Growing up in the US, and specifically in a Christian community, I recall doing very little in the way of volunteerism, service, or even mission projects (loosely defined as going out and working with another community). It’s ironic since the example set by Jesus largely has to do with compassionate works and self-sacrifice. It wasn’t until late college I discovered that for me to truly engage in my faith it would mean engaging in social and political issues. I couldn’t in good conscience simply sit idly by and not voice an opinion about poverty, the war in Iraq, or even the recent immigration controversies.
What makes me even more sad is that I feel like I missed out on a big piece of my heritage. I came across these stories of activism in South Korea – both past and present. It seems that protesting is in our blood from all these stories about labor movements, the Hope Bus campaign, and most recently opposition towards building another naval base:
For several years the South Korean government, at American urging, has been relentless in its attempts to build a naval base on Jeju-do, and now have their sights set on the tranquil coastal village of Gangjeong. Members from the international community, including Japanese people from Okinawa Island (where the U.S. has military bases) join locals in Jeju Island to protest against the construction of a U.S. naval base.
While offering several reasons for building the base — to protect commercial interests, to serve as yet another defense against a belligerent North Korea — most of the islanders understand that the base at Gangjeong will offer little protection against a possible attack by North Korea, functioning mostly as a proxy for American missile defense against an ascendant China. In other words, American militaristic posturing at a grievous cost to the local ecology — an unwelcome combination to the island, and to a region that has suffered enough war in the 20th century…
The people there were engaged in some less likely activities for a paradise island, like chaining themselves to construction equipment, tethering their bodies to each other and to the site of the proposed naval base.
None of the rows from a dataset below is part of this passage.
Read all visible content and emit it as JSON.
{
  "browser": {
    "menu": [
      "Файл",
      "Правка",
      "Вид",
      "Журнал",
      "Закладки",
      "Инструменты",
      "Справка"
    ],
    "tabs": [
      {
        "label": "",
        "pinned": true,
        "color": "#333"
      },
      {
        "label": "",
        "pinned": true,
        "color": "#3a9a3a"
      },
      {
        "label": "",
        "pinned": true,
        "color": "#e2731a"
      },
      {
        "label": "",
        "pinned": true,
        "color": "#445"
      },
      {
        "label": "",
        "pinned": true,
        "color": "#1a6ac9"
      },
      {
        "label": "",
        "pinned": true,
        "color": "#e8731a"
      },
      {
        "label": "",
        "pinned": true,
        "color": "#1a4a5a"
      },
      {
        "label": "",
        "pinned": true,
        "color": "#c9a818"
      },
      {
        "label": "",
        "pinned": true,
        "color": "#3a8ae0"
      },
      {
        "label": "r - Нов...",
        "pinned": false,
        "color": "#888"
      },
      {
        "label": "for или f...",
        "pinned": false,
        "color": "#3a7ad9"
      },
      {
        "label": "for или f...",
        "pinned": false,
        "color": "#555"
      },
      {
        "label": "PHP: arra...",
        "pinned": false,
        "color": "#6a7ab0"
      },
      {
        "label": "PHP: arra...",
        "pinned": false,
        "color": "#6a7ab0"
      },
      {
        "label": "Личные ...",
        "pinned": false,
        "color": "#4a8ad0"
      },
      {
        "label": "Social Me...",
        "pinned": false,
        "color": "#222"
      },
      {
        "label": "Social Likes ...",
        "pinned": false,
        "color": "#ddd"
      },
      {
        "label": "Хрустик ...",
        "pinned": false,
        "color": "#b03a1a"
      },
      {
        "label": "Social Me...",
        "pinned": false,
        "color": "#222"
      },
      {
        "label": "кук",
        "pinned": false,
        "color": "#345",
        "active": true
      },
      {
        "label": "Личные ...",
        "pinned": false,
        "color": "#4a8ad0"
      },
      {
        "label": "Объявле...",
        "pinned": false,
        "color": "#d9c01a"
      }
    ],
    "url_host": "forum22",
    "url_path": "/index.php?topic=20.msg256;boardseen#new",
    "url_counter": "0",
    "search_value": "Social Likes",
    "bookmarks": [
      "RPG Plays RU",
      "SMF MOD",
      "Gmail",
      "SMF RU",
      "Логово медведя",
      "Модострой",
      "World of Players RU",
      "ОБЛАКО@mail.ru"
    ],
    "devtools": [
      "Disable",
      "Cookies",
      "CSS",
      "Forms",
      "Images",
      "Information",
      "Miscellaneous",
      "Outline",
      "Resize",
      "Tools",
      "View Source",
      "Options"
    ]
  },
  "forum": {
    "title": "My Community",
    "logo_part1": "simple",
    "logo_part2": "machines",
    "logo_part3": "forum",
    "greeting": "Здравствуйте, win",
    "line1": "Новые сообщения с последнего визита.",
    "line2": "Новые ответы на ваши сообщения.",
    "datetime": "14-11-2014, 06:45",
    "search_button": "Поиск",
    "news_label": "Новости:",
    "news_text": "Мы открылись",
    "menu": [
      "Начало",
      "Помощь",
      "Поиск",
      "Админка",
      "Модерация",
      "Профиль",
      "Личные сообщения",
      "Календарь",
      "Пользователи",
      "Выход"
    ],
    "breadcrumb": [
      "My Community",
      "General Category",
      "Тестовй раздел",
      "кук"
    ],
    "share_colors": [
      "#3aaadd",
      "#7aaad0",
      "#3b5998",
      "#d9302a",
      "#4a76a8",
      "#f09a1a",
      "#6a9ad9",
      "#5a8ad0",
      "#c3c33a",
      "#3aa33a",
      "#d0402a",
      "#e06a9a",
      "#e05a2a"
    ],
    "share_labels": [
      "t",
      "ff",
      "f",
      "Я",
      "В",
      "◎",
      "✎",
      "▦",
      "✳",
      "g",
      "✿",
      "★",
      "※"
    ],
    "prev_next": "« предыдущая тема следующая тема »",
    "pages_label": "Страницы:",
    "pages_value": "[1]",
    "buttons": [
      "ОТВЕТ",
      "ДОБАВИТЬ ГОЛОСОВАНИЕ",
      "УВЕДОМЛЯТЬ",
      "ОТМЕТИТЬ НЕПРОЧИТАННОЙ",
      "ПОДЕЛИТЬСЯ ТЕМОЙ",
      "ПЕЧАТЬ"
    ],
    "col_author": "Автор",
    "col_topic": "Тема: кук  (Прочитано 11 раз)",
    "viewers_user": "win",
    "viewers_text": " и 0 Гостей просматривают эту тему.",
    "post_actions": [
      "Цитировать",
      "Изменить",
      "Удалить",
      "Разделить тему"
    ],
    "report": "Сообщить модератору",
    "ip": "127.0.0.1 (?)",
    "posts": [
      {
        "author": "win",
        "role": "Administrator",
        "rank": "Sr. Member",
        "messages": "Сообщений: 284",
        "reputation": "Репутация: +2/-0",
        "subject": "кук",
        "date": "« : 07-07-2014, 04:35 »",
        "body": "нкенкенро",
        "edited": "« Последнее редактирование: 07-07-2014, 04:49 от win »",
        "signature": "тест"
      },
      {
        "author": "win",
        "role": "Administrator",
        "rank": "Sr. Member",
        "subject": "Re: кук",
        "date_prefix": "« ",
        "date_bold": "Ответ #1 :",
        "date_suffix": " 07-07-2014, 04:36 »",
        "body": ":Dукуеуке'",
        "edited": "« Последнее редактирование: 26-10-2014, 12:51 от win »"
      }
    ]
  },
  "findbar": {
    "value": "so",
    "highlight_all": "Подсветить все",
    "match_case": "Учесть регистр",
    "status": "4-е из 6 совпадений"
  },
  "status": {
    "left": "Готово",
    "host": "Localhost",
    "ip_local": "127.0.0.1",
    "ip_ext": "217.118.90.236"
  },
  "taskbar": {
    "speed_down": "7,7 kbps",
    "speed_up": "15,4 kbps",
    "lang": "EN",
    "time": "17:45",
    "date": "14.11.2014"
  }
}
I’m not totally sure why there was such a disconnect between this kind of work and the faith I grew up in as a child. Perhaps it had something to do with priorities, as in what was happening socially and politically had little eternal consequence in the minds of the church-goers. In other words, it was all about salvation and heaven. Everything else (on earth) was of little consequence.
And yet, in seminary I was fortunate to discover something called minjung theology which articulates reasons for pursuing social justice on behalf of those oppressed. It’s considered a “liberal” theology, and technically within the liberation theological movements. It doesn’t fit the more traditional evangelical priorities. But, coming across this story, and recent stories about Asian American activism continues to give me hope and encouragement to integrate all these areas of my life so that I can truly be faithful and consistent in my belief that the priority should be pursuing service and solidarity for the good and well-being of all people.
[Photo courtesy of HuffPo]